Your goal —
Say how many lines in the records contain the string "emoji", giving the number by itself.

[Items from an interface collection]
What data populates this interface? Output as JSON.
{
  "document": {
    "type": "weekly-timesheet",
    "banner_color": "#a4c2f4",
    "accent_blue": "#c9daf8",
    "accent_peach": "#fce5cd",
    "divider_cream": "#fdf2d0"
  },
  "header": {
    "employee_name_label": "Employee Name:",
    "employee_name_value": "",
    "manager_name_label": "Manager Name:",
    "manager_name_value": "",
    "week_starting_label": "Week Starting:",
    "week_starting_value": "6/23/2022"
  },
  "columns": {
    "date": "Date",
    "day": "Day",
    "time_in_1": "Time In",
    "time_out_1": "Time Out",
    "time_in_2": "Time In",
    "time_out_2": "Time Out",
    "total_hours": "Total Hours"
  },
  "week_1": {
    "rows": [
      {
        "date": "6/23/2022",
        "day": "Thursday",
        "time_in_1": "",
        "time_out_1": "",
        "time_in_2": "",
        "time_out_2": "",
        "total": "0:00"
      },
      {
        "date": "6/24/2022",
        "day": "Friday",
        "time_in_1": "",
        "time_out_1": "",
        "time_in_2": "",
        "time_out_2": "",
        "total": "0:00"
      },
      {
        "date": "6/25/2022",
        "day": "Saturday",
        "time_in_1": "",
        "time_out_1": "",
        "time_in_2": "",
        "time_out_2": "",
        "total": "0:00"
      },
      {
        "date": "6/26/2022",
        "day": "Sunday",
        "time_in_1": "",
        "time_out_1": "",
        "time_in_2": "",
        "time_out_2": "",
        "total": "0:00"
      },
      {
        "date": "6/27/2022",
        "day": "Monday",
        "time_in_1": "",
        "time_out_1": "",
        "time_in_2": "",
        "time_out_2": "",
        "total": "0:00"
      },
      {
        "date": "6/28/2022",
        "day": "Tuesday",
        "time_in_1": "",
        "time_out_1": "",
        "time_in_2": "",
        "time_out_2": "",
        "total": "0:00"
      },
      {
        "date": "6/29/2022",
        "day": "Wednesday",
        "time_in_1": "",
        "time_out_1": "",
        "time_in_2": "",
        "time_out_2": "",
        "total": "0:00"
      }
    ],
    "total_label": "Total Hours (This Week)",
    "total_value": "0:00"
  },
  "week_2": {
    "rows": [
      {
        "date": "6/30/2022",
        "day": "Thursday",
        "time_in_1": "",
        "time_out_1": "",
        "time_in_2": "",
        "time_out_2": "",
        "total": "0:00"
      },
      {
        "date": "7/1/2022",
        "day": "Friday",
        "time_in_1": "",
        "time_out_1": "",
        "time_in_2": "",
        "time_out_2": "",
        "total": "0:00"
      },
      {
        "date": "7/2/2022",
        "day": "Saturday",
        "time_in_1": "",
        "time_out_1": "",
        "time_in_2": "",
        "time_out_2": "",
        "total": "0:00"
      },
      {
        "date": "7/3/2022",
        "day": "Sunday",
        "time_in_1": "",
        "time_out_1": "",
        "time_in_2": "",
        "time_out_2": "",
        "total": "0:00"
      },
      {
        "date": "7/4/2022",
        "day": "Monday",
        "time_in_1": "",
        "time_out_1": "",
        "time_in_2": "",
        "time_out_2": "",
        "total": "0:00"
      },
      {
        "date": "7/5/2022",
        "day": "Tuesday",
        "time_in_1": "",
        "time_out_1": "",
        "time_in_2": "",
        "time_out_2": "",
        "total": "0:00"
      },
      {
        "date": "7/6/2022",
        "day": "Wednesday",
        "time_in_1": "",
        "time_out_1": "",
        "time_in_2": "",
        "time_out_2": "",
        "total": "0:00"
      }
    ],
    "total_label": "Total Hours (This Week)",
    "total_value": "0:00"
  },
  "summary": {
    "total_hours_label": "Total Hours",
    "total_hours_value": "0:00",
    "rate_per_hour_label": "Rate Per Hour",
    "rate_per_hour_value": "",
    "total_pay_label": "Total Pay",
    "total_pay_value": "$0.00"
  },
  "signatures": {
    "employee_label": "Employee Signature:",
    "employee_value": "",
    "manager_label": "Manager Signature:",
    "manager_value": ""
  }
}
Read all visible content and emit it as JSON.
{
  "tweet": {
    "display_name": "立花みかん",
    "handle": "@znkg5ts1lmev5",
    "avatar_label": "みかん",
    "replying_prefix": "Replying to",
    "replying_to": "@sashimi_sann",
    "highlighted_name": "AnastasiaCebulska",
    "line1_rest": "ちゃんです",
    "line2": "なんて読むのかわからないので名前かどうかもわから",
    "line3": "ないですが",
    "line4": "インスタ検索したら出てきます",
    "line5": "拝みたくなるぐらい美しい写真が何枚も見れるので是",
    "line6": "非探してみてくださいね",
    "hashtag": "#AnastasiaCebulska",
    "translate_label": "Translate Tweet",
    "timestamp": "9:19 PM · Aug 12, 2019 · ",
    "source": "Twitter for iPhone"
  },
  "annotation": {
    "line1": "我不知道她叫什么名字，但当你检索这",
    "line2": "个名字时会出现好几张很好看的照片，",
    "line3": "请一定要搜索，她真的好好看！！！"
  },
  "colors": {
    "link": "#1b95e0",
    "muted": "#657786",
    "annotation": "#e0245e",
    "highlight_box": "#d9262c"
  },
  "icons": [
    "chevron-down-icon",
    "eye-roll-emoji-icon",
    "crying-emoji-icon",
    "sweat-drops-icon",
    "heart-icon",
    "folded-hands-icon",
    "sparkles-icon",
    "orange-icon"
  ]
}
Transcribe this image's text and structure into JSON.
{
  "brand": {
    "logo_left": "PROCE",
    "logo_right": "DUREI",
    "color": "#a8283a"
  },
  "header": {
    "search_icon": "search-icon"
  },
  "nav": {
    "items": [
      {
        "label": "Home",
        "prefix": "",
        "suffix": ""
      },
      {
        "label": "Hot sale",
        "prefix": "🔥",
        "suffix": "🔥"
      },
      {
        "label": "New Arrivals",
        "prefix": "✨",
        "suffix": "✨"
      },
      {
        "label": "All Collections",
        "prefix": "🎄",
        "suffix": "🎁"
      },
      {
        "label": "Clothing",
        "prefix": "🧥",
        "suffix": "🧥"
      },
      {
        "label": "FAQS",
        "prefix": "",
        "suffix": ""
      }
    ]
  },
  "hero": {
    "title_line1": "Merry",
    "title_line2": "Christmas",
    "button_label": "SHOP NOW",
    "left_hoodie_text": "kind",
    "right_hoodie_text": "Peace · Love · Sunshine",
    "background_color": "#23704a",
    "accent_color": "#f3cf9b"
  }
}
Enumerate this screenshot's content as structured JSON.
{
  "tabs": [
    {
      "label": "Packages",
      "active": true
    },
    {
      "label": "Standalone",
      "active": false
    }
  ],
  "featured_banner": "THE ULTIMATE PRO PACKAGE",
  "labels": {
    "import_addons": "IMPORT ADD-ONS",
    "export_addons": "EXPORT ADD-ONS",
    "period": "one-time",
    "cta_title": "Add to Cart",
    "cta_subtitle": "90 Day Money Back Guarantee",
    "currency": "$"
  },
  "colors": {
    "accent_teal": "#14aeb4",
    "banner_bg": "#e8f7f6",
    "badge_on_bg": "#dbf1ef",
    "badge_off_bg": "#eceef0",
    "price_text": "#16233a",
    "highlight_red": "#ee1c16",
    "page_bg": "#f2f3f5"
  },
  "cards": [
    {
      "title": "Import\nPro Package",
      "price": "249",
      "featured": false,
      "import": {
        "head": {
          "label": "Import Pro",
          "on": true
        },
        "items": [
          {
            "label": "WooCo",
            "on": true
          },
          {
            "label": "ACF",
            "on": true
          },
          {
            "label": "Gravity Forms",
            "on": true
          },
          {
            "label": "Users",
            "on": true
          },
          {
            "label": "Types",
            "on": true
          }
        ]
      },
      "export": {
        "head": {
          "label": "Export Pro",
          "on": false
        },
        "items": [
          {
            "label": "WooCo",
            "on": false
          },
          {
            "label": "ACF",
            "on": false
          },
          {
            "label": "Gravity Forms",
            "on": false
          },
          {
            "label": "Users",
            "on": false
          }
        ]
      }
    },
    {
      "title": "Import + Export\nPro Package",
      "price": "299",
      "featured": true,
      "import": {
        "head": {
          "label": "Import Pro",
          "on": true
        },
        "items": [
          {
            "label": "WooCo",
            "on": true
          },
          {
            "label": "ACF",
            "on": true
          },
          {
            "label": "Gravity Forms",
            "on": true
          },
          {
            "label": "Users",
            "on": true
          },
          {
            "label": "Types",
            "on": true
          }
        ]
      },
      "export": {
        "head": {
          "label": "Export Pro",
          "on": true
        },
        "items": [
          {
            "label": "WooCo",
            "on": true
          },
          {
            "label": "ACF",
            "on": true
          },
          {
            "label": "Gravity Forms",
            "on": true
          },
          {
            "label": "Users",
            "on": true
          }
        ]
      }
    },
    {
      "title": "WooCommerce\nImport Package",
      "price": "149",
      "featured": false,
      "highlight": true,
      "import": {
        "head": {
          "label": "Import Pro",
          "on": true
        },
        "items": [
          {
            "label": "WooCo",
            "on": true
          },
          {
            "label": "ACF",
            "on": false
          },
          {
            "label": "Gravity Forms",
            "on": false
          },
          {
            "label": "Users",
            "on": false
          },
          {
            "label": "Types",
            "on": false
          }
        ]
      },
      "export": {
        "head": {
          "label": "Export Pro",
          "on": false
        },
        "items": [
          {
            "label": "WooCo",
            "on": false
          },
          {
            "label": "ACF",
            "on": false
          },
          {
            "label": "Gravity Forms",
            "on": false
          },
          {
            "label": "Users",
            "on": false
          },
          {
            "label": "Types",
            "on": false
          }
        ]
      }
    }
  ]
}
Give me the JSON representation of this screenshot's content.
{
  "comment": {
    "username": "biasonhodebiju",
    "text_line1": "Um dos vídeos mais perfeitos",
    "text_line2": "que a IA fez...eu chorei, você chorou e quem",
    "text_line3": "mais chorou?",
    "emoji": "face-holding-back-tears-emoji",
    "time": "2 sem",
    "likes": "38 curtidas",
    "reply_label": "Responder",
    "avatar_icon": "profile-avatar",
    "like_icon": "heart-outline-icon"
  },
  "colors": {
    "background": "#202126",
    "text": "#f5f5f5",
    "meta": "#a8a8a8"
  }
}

Result of the exercise —
3